### What the task asks
Return every line below in which "speech" appears.

### Source records
>>>

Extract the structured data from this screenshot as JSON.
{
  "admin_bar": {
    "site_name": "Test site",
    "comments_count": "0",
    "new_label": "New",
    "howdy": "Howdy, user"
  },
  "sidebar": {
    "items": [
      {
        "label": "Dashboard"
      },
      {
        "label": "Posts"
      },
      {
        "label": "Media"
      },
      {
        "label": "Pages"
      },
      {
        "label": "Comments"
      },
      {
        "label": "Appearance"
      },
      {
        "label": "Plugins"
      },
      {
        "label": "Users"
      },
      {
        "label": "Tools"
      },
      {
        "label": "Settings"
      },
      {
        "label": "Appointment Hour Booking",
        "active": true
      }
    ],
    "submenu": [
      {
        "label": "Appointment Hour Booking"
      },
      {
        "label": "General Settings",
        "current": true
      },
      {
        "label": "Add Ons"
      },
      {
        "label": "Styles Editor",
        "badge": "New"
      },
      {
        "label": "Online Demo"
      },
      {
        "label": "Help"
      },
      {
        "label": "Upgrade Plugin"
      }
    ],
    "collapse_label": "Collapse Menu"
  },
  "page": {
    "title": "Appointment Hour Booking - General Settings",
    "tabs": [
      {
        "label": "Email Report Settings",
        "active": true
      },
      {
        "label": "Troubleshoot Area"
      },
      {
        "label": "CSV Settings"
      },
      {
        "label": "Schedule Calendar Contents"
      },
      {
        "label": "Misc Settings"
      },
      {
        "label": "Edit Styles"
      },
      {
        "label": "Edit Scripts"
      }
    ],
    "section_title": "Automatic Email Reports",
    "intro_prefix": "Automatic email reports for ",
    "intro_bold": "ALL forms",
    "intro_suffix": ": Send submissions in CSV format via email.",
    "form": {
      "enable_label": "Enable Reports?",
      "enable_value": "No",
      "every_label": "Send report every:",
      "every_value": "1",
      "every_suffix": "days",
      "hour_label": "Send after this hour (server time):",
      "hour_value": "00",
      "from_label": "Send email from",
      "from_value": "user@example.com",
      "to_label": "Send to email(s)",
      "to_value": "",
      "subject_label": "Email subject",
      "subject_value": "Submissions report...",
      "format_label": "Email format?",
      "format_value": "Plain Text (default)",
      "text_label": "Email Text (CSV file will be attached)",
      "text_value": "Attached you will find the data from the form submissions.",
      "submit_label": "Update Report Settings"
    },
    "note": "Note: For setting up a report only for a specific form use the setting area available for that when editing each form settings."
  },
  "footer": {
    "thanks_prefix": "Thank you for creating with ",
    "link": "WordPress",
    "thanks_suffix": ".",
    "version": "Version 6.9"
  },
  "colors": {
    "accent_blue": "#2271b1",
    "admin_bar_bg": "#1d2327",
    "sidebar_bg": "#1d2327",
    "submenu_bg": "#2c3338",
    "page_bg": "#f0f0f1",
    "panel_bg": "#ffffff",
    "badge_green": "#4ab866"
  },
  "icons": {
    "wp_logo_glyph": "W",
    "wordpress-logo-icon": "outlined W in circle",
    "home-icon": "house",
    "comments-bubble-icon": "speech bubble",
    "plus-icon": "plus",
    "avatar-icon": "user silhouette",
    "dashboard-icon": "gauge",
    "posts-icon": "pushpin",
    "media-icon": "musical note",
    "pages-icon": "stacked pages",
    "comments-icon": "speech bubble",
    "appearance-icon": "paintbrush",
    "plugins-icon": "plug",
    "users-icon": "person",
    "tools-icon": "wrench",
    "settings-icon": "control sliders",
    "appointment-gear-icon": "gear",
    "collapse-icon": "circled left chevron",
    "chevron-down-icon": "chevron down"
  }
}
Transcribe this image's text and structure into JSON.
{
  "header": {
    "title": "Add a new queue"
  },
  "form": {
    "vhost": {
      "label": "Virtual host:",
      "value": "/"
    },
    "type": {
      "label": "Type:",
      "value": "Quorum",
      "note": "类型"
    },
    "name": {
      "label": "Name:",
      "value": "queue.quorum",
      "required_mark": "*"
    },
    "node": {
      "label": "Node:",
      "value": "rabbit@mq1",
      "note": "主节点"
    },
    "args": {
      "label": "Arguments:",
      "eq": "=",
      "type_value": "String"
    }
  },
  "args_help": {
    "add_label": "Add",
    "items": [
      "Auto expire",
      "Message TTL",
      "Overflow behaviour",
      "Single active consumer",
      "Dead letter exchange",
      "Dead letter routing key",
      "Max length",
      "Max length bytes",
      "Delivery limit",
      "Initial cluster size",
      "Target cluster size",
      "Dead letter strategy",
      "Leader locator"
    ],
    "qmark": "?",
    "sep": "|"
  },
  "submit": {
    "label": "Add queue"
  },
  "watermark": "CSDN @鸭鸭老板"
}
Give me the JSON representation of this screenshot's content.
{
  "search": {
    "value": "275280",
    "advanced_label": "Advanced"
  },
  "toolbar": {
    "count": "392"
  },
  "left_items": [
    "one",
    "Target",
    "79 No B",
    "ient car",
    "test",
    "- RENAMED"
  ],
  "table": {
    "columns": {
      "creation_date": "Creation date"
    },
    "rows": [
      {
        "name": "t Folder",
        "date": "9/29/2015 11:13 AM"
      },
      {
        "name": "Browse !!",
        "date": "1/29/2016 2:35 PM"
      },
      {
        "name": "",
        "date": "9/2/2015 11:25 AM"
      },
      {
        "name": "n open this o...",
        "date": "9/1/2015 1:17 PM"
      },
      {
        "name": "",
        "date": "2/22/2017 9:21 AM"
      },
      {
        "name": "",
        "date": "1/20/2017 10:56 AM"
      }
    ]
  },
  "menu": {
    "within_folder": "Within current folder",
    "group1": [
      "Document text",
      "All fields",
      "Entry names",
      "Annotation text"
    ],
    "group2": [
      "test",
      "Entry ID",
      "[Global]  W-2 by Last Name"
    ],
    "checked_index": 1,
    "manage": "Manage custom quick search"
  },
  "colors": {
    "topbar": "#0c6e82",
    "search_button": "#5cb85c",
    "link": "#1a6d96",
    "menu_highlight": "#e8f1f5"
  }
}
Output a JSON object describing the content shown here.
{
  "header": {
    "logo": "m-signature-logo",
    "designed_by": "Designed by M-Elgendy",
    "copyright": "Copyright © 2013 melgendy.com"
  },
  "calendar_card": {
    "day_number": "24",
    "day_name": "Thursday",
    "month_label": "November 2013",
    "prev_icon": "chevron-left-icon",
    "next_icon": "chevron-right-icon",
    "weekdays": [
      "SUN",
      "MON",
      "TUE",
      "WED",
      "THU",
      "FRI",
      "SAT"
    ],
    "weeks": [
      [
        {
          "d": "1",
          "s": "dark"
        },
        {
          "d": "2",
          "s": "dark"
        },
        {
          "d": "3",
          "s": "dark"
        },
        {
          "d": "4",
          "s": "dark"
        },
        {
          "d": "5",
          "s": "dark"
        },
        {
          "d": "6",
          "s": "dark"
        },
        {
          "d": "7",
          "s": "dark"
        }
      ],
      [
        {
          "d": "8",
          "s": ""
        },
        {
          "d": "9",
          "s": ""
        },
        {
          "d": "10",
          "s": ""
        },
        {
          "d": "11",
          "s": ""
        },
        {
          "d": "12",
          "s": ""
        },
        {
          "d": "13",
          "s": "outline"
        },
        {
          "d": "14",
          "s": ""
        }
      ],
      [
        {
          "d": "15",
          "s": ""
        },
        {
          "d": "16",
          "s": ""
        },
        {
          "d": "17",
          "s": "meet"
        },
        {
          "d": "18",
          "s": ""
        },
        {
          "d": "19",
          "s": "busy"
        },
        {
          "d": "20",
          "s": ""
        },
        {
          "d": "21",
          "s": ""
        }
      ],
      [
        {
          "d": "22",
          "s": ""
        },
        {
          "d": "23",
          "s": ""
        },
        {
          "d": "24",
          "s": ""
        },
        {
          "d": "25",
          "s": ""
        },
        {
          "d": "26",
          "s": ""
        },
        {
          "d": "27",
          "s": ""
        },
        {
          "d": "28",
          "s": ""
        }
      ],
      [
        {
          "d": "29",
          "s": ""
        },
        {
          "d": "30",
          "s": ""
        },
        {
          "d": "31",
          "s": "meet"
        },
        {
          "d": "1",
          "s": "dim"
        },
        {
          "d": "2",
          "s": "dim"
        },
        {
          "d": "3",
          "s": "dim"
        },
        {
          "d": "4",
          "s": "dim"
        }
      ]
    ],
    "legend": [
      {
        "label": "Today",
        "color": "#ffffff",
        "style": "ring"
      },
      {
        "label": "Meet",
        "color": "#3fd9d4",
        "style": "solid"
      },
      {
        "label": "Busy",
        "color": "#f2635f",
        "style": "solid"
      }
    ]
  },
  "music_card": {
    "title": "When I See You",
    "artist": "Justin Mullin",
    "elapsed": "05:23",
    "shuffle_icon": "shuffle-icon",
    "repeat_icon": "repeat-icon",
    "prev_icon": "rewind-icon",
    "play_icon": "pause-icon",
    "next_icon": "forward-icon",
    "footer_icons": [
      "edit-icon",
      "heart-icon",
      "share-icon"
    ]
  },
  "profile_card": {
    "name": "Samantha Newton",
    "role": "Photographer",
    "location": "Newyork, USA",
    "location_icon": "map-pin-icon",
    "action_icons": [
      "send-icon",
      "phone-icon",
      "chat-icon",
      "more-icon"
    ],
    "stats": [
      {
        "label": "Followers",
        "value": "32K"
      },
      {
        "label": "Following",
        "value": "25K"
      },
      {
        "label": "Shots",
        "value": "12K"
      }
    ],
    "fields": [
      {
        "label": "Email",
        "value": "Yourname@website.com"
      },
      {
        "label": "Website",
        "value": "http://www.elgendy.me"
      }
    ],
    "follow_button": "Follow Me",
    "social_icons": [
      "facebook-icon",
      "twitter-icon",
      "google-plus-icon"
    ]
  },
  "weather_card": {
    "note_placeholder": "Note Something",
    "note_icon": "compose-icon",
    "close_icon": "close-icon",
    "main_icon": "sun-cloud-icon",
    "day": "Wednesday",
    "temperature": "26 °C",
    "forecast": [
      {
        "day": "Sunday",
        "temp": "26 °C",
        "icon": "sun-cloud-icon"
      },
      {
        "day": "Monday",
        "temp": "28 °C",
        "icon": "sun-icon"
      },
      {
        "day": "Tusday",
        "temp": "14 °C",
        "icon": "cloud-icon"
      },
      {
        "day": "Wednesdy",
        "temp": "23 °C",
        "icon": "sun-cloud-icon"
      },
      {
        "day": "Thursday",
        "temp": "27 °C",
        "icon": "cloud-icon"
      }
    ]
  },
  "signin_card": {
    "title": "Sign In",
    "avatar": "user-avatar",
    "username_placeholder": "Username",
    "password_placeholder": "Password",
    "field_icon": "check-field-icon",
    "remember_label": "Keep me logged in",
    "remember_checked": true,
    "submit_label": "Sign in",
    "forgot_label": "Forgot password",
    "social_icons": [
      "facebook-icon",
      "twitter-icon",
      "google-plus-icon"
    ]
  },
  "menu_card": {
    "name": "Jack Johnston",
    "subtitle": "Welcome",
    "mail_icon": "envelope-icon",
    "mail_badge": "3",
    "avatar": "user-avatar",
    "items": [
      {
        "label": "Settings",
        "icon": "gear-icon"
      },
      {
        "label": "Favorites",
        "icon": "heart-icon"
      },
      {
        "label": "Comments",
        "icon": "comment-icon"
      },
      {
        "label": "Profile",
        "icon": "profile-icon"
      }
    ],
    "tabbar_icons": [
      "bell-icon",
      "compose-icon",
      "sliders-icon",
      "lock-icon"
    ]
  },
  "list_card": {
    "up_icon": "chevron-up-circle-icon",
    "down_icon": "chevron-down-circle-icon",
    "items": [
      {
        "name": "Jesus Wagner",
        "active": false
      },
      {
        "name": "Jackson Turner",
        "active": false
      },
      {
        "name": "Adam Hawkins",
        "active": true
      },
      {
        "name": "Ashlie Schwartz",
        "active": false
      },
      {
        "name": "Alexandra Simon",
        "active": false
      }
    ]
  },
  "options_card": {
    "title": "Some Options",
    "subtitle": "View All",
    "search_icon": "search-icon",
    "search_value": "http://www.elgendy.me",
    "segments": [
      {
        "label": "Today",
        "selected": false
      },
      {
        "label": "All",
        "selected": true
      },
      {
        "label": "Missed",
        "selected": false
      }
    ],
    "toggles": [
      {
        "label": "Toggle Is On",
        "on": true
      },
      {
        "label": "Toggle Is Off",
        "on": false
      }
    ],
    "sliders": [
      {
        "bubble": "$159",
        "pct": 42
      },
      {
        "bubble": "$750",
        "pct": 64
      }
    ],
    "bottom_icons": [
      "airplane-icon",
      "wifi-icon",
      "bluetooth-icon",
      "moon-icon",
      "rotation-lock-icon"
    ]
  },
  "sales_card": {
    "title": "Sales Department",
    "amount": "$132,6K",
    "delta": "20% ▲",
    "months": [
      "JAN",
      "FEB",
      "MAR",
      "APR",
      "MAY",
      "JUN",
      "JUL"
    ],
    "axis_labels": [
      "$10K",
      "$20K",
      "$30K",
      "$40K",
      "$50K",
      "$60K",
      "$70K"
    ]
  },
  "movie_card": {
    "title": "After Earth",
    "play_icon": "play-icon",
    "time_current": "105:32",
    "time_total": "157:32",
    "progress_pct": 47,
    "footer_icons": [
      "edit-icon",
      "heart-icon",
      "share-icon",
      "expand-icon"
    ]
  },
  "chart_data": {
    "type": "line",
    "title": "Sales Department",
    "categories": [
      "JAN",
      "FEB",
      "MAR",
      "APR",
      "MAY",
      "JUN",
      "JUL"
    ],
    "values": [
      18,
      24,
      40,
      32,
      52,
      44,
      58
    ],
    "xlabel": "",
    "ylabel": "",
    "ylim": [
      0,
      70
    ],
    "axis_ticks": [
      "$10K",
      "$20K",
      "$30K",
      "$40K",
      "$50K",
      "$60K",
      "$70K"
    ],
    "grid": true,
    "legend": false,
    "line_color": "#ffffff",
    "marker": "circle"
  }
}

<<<

### Response for this exercise
    "comments-bubble-icon": "speech bubble",
    "comments-icon": "speech bubble",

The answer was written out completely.